Winner, 2021 SPJ Sigma Delta Chi Food & Restaurant Journalism Award
‘In caretaking each other, we know that we can provide and have what we need, and that’s how we live abundantly’
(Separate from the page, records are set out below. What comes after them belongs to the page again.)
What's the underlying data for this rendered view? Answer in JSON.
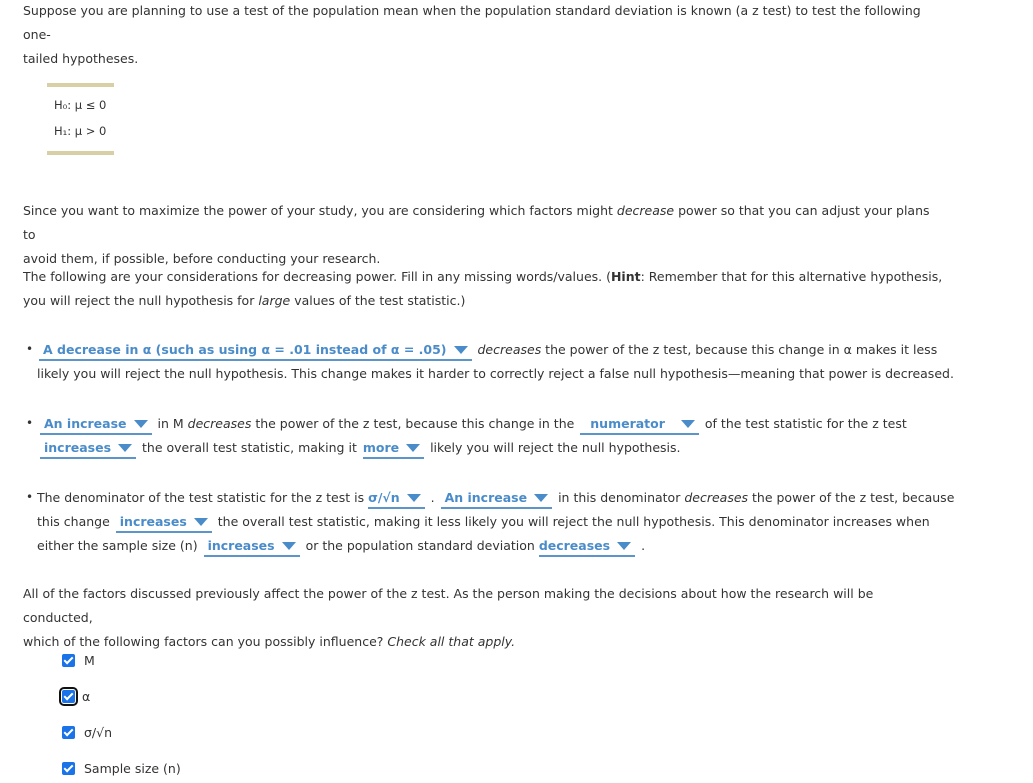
{
  "intro": {
    "line1": "Suppose you are planning to use a test of the population mean when the population standard deviation is known (a z test) to test the following one-",
    "line2": "tailed hypotheses."
  },
  "hypotheses": {
    "null": "H₀: μ ≤ 0",
    "alt": "H₁: μ > 0"
  },
  "para2": {
    "a": "Since you want to maximize the power of your study, you are considering which factors might ",
    "em": "decrease",
    "b": " power so that you can adjust your plans to",
    "line2": "avoid them, if possible, before conducting your research."
  },
  "para3": {
    "a": "The following are your considerations for decreasing power. Fill in any missing words/values. (",
    "hint": "Hint",
    "b": ": Remember that for this alternative hypothesis,",
    "c": "you will reject the null hypothesis for ",
    "em": "large",
    "d": " values of the test statistic.)"
  },
  "bullet1": {
    "dropdown1": "A decrease in α (such as using α = .01 instead of α = .05)",
    "em": "decreases",
    "a": " the power of the z test, because this change in α makes it less",
    "line2": "likely you will reject the null hypothesis. This change makes it harder to correctly reject a false null hypothesis—meaning that power is decreased."
  },
  "bullet2": {
    "dropdown1": "An increase",
    "a": " in M ",
    "em": "decreases",
    "b": " the power of the z test, because this change in the ",
    "dropdown2": "numerator",
    "c": " of the test statistic for the z test",
    "dropdown3": "increases",
    "d": " the overall test statistic, making it ",
    "dropdown4": "more",
    "e": " likely you will reject the null hypothesis."
  },
  "bullet3": {
    "a": "The denominator of the test statistic for the z test is ",
    "dropdown1": "σ/√n",
    "b": " . ",
    "dropdown2": "An increase",
    "c": " in this denominator ",
    "em": "decreases",
    "d": " the power of the z test, because",
    "e": "this change ",
    "dropdown3": "increases",
    "f": " the overall test statistic, making it less likely you will reject the null hypothesis. This denominator increases when",
    "g": "either the sample size (n) ",
    "dropdown4": "increases",
    "h": " or the population standard deviation ",
    "dropdown5": "decreases",
    "i": " ."
  },
  "para4": {
    "line1": "All of the factors discussed previously affect the power of the z test. As the person making the decisions about how the research will be conducted,",
    "a": "which of the following factors can you possibly influence? ",
    "em": "Check all that apply."
  },
  "checkboxes": [
    {
      "label": "M",
      "checked": true
    },
    {
      "label": "α",
      "checked": true,
      "focused": true
    },
    {
      "label": "σ/√n",
      "checked": true
    },
    {
      "label": "Sample size (n)",
      "checked": true
    }
  ],
  "colors": {
    "dropdown_text": "#4a8cc9",
    "checkbox": "#1a73e8",
    "hypothesis_bar": "#d9cfa7"
  }
}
The Eastern Woodlands Rematriation Collective nourishes abundance in Indigenous communities throughout New England By Jocelyn Ruggiero Globe correspondent, October 12, 2021 CENTERVILLE — Hidden from view at the base of a steep wood and brick stairway, Rachael Devaney’s family cottage sits on the shore of Long Pond, mid-Cape. This water is home to many creatures: muskrat, opossum, ducks, snapping turtles, frogs, minnows, and freshwater clams, while osprey, eagles, and seagulls populate the sky above. There’s a saltwater exchange on the shore opposite the cottage — the pond is less than two miles from the Atlantic Ocean — and, in Eastern Woodlands culture, a waterway that flows between fresh and salt is a place of regeneration and cleansing. Read Full Article.
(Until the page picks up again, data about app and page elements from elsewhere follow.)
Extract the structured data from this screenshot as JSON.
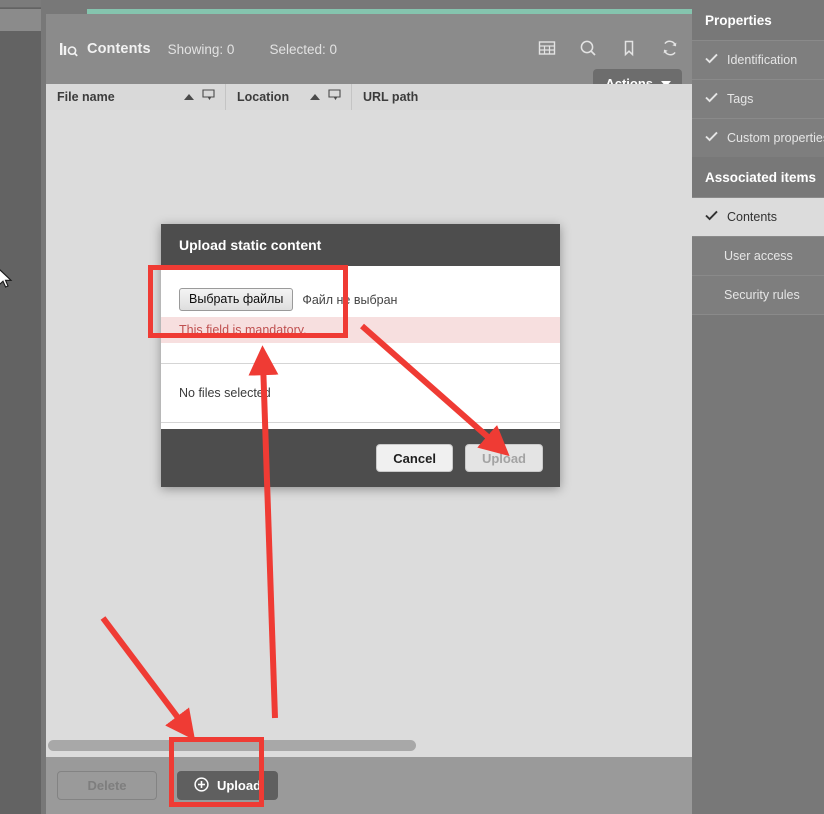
{
  "theme": {
    "accent_teal": "#85c4ae",
    "annotation_red": "#ef3b34",
    "panel_grey": "#8b8b8b",
    "dialog_header_grey": "#4d4d4d",
    "error_pink": "#f7dfdf",
    "error_text": "#c05050"
  },
  "contents_panel": {
    "icon": "bar-chart-search-icon",
    "title": "Contents",
    "showing_label": "Showing: 0",
    "selected_label": "Selected: 0",
    "toolbar_icons": [
      {
        "name": "table-view-icon"
      },
      {
        "name": "search-icon"
      },
      {
        "name": "bookmark-icon"
      },
      {
        "name": "refresh-icon"
      }
    ],
    "actions_button": "Actions",
    "columns": [
      {
        "label": "File name",
        "sort": "asc",
        "filter": true
      },
      {
        "label": "Location",
        "sort": "asc",
        "filter": true
      },
      {
        "label": "URL path",
        "sort": null,
        "filter": false
      }
    ],
    "rows": []
  },
  "footer": {
    "delete_button": "Delete",
    "upload_button": "Upload",
    "upload_icon": "plus-circle-icon"
  },
  "properties_rail": {
    "properties_title": "Properties",
    "properties_items": [
      {
        "label": "Identification",
        "checked": true
      },
      {
        "label": "Tags",
        "checked": true
      },
      {
        "label": "Custom properties",
        "checked": true
      }
    ],
    "associated_title": "Associated items",
    "associated_items": [
      {
        "label": "Contents",
        "checked": true,
        "selected": true
      },
      {
        "label": "User access",
        "checked": false,
        "selected": false
      },
      {
        "label": "Security rules",
        "checked": false,
        "selected": false
      }
    ]
  },
  "dialog": {
    "title": "Upload static content",
    "file_input": {
      "button_label": "Выбрать файлы",
      "status_text": "Файл не выбран"
    },
    "error_message": "This field is mandatory.",
    "no_files_text": "No files selected",
    "cancel_button": "Cancel",
    "upload_button": "Upload",
    "upload_disabled": true
  },
  "annotations": {
    "boxes": [
      {
        "name": "file-input-highlight"
      },
      {
        "name": "upload-button-highlight"
      }
    ],
    "arrows": [
      {
        "name": "arrow-to-dialog-upload"
      },
      {
        "name": "arrow-to-dialog-body"
      },
      {
        "name": "arrow-to-footer-upload"
      }
    ]
  }
}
STATES OF FARMING: Another in a series of occasional stories looking at BIPOC farmers in New England. By Jocelyn Ruggiero Globe correspondent, August 3, 2021 PROVIDENCE — It’s a sticky 91 degrees on a late Friday afternoon in July, and although the chalk-decorated A-frame sign announces “Pop-Up Market,” the sidewalk outside the Urban Greens Food Co-Op in the West End feels more like a block party. A DJ moves in rhythm as he blasts Michael Jackson’s “Wanna Be Startin’ Somethin.” Pedestrians pause as women in colorful African fabrics lift produce from vehicles parked curbside and pile it high in orderly rows of wicker baskets on three long plastic folding tables covered in floral vinyl tablecloths, under which hangs a banner that reads “AARI Bami Farm,” the African Alliance of Rhode Island. The eldest of the women, 63-year-old Garmi Mawolo, wears a blue and yellow head wrap. She settles into a plastic folding chair and waits for customers. Read Full Article
Forty years after coming to the United States as a refugee from Cambodia, her produce business thrives
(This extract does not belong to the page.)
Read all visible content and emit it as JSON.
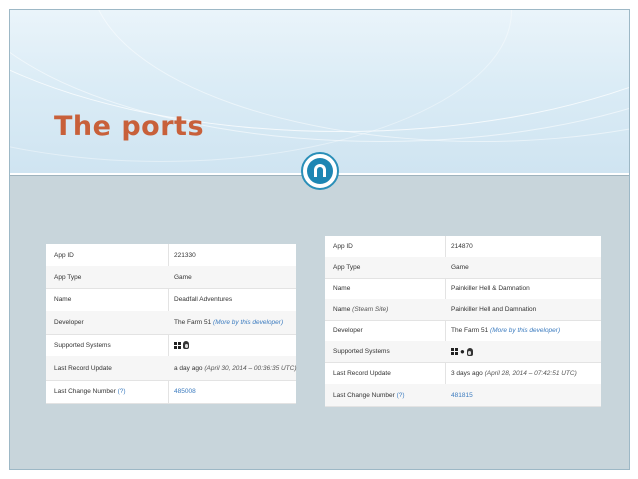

WESTFORD — It was 3 a.m. when 13-year-old Phalla Nol snuck out of her family’s bamboo and thatch shelter at the Mak Mun refugee camp, or “Old Camp,” on the Cambodian border with Thailand. After she and some of the boys from the camp slipped past the guards and into Thailand, they walked along the road in the dark. They knew there were hostile Vietnamese, Khmer Rouge, and thieves all around. They hid when necessary, taking whatever path they could until they reached their destination: a small market filled with stalls. As she moved from vendor to vendor, Nol bought cookies, cupcakes, and candy. Once she was safely back at Old Camp, however, she didn’t eat her spoils. Instead, she sold them at a higher price to other kids at the camp, using the profit on her next clandestine trip to buy food for her family and invest in more sweets to further her venture. This, Nol explains, was how she knew how to sell produce 30 years later. Phalla Nol always had an eye for business.